12 Must Own Large Cap Stocks

Summary

  • Research shows that a dozen stocks is a significant first step in reducing systematic risk and gaining the benefits of diversification.
  • By focusing on the best companies in the best sectors, and doing our best to avoid the worst sectors, that will also mitigate risk.
  • Here are a dozen market leaders in strong sectors and should be bought whenever they become cheap versus their long-term growth expectations.
  • These stocks can serve as the core individual holdings for your broader portfolio with the expectation of lower risk and higher returns than the S&P 500.

When building a stock focused portfolio, I have three core things that I fill in over time. Following this step-by-step approach I think can dramatically simplify how you build and maintain your portfolio. These are the tools I use to build portfolios. 

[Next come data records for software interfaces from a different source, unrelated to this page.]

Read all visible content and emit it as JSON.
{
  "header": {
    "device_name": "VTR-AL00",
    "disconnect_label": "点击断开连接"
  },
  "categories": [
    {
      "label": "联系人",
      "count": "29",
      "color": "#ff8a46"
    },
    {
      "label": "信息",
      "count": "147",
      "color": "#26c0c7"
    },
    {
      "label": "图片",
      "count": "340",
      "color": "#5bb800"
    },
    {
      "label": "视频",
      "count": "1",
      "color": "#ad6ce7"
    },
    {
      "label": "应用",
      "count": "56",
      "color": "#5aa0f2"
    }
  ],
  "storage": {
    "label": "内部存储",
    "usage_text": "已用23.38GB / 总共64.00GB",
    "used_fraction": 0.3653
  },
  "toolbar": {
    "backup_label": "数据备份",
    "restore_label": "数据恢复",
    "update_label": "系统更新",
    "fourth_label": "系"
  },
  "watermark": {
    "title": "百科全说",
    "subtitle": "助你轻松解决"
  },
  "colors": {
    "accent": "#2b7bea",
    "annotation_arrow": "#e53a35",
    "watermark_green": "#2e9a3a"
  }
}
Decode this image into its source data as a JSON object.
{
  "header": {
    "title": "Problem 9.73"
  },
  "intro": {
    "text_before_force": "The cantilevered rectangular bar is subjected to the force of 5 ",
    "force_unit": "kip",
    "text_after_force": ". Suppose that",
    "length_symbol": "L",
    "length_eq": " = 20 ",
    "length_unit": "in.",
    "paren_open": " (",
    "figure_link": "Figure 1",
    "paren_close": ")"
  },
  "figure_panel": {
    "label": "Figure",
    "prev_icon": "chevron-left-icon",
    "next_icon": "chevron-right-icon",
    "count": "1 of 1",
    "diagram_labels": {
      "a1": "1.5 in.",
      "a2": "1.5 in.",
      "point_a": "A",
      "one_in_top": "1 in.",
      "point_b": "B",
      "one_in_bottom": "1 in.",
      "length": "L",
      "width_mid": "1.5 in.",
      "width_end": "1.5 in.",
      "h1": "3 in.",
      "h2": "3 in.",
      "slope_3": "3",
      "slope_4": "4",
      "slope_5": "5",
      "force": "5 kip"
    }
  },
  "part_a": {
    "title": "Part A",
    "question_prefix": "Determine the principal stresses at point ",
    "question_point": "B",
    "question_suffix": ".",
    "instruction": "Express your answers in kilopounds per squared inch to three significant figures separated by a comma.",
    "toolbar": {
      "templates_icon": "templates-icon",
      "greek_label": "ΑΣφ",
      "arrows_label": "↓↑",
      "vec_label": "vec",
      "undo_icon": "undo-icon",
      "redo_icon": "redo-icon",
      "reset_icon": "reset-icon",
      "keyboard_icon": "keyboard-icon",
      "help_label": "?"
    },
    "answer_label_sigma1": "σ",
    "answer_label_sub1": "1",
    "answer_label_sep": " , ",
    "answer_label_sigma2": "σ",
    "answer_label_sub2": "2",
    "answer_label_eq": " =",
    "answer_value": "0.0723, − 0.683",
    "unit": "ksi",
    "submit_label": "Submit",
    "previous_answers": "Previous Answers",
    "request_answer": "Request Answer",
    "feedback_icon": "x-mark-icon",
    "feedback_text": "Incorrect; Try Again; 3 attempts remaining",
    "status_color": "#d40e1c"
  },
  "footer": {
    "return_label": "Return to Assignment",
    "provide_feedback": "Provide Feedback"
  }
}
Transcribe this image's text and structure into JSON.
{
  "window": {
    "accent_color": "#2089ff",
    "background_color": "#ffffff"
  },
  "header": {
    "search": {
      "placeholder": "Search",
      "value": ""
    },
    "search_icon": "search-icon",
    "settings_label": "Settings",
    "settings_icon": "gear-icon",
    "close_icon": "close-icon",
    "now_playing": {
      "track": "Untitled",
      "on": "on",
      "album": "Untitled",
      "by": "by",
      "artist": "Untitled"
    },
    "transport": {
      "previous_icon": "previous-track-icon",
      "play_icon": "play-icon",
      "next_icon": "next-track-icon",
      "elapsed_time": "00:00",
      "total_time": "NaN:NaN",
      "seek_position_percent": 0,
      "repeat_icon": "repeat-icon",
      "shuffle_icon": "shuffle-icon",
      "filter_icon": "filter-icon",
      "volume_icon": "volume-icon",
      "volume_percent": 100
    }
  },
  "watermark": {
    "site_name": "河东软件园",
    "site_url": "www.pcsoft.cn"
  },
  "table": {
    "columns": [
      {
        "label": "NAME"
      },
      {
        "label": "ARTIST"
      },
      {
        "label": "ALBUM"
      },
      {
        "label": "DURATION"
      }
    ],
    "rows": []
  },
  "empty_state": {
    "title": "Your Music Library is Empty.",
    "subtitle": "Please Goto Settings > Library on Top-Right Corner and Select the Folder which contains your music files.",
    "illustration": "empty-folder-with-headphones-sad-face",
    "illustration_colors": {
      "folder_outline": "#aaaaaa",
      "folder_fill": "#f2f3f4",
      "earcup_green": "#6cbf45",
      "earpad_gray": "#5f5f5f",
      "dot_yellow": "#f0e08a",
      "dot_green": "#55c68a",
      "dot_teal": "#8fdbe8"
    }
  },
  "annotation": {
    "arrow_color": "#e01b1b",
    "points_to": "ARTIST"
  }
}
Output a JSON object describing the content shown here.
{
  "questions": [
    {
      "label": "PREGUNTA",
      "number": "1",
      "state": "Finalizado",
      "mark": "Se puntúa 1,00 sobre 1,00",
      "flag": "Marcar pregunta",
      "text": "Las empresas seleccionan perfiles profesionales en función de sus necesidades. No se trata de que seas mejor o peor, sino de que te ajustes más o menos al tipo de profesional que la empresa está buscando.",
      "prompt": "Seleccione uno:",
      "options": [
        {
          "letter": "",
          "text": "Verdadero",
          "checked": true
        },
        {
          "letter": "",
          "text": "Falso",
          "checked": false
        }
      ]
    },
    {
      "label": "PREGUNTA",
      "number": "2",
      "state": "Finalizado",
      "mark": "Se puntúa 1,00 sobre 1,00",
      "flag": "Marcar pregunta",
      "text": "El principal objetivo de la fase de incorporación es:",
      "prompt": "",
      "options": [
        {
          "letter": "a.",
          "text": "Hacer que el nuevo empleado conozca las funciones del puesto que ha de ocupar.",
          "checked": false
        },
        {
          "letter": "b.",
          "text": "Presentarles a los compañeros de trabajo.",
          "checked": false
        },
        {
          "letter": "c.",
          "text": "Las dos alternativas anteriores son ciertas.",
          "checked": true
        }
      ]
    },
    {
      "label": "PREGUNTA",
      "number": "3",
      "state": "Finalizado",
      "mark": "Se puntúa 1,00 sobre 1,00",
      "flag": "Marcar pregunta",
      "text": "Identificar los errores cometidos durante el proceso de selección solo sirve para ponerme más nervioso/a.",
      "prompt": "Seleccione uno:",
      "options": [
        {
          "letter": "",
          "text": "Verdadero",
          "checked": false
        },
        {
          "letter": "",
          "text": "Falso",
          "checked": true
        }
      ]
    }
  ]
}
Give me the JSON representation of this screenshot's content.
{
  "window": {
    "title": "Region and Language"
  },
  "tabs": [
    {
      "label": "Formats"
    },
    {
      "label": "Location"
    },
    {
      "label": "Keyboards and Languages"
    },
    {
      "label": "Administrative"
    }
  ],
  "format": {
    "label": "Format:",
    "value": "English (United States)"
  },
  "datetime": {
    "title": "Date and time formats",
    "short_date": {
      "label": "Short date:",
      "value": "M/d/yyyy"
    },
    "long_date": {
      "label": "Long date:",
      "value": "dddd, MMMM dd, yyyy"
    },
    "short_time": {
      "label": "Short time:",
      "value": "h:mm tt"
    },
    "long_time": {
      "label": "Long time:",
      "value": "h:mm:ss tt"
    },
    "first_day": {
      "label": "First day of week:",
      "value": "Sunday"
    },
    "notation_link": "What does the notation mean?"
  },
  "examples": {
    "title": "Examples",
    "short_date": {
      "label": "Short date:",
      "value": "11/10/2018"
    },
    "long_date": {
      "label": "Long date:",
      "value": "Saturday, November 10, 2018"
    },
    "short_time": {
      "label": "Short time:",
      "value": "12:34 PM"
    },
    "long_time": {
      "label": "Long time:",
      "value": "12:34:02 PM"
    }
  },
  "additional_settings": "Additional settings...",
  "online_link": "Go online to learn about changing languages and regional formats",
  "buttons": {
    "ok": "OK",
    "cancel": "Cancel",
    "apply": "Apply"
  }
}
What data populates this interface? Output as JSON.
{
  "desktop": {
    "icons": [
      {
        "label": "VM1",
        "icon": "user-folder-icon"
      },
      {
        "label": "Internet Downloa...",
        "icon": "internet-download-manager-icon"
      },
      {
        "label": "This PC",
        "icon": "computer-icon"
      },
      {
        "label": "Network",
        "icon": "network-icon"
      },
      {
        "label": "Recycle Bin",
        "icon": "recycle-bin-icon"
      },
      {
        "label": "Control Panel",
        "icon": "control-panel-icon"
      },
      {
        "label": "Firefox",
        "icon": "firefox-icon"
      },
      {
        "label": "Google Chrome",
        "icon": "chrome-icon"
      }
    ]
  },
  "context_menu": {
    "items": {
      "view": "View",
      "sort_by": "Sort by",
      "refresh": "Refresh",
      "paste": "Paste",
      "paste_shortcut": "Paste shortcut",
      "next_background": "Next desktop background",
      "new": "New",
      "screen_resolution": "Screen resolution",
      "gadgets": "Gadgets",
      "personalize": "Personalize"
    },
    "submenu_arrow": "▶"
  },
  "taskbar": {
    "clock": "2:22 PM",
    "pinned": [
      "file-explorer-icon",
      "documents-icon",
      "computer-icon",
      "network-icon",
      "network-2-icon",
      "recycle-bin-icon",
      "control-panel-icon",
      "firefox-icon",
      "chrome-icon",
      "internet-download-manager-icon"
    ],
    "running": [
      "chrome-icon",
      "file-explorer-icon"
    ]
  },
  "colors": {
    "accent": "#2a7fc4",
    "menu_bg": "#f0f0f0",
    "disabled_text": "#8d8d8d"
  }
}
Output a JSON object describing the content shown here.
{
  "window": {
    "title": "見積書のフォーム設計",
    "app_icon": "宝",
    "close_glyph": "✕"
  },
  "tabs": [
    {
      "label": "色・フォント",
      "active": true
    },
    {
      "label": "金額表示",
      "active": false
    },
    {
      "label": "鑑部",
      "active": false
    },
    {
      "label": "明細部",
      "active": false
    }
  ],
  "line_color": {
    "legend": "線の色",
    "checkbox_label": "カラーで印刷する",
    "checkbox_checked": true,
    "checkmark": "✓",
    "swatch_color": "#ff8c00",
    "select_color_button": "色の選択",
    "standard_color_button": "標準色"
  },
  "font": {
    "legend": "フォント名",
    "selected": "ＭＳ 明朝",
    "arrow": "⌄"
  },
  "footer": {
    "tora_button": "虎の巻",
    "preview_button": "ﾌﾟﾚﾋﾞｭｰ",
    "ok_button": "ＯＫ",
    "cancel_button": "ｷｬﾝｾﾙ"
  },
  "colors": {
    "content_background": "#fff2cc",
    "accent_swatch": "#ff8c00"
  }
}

  1. Start with a handful of ETFs that will comprise a 25-50% core portfolio that is rarely traded.
  2. Build a core portfolio of large cap stocks that takes the place of the S&P 500 index. 
  3. Add small and mid cap stocks that have a chance to be big winners (Peter Lynch approach) – dividend investors need not be shy. 

A Word About Diversification & Asset Allocation

Having a dozen core large cap stocks, a few ETFs and a basket of SMID cap stocks can make for a very well diversified portfolio. What is even more important is that the asset allocation, tilted towards the best sectors and away from the worst is proven to be an excellent way to manage risk and improve returns. 

Diversification

12 Must Own Large Cap Stocks

Below are the dozen large cap stocks I am looking to own when there is an opportunity to buy them near “bottom fishing” prices. When you can near the bottom fishing levels, you will then be able to hold them for years in most cases before having to trim for profits and risk management.

Usually, you have to wait for a correlated correction to buy these stocks on sale. From time to time a company’s share price falls for a non-market related reason:

  • something goes wrong with their businesses in the short-term
  • analysts & money managers misunderstand the business and rate it wrong
  • the public retail masses simply do not jump on board for some reason
  • algos and super computers go crazy

In any of those cases, you can buy a stock once the carnage has ended and you see a sideways movement in the price. You should look to identify the type of consolidation and pick-up in institutional interest that we measure with money flow. 

Here are my “must own” core large cap stocks (in rank order) that drive the indexes. When you hear that a small portion of companies are driving the index returns, these are the companies. Looking forward, these companies have among the brightest futures given the development of the “smart everything,” mobile and electrified future. 

Company5-year ReturnSector
Alphabet (GOOG)174%Technology
Amazon (AMZN)396%Technology
Nvidia (NVDA)1104%Technology
Lam Research (LRCX)297%Technology
Apple (AAPL172%Technology
Microsoft (MSFT)307%Technology
Boeing (BA)118%Industrials
Lockheed Martin (LMT123%Industrials
Northrop Grumman (NOC)355%Industrials
Visa (V)211%Financial
Mastercard (MA)285%Financial
Home Depot (HD)113%Consumer Cyclical / Discretionary
Alibaba (BABA)143.44%Technology

*Bottom Fishing prices are expected to be +/- 5%

Each of these companies has already proven to be a market leader. A few are likely to spin-off pieces that are large enough to be included in the S&P 500 on day one, unlocking billions in value. 

Notice that quite a few of these stocks are held in the Invesco QQQ ETF (QQQ). On a correlated correction, buying QQQ as a proxy for the basket of Alphabet, Amazon, Nvidia, Apple, Lam Research, Visa, Mastercard & Microsoft is acceptable. Setting a GTC buy limit for QQQ well underneath the market for “flash crashes” and for trading is an easy tool to use.  

I think you “must own” the listed stocks individually long-term as well. Consider the stock holdings your overweighting of those particular companies against the index. 

Alibaba is a unique company that has a massive opportunity in the Asian cloud space. It is one of the companies on our international stocks VSL. A fund that you might consider owning instead, if you believe emerging markets make sense in general from a certain price is the Invesco BLDRs Emerging Markets 50 ADR (ADRE) which is roughly 20% invested in Alibaba. For ETF and Sustainable Growth accounts I will be using ADRE for the Alibaba and emerging markets exposure. 

In coming months look for more updates on these companies. Each company has something special regarding long-term growth, quality of assets and profitability.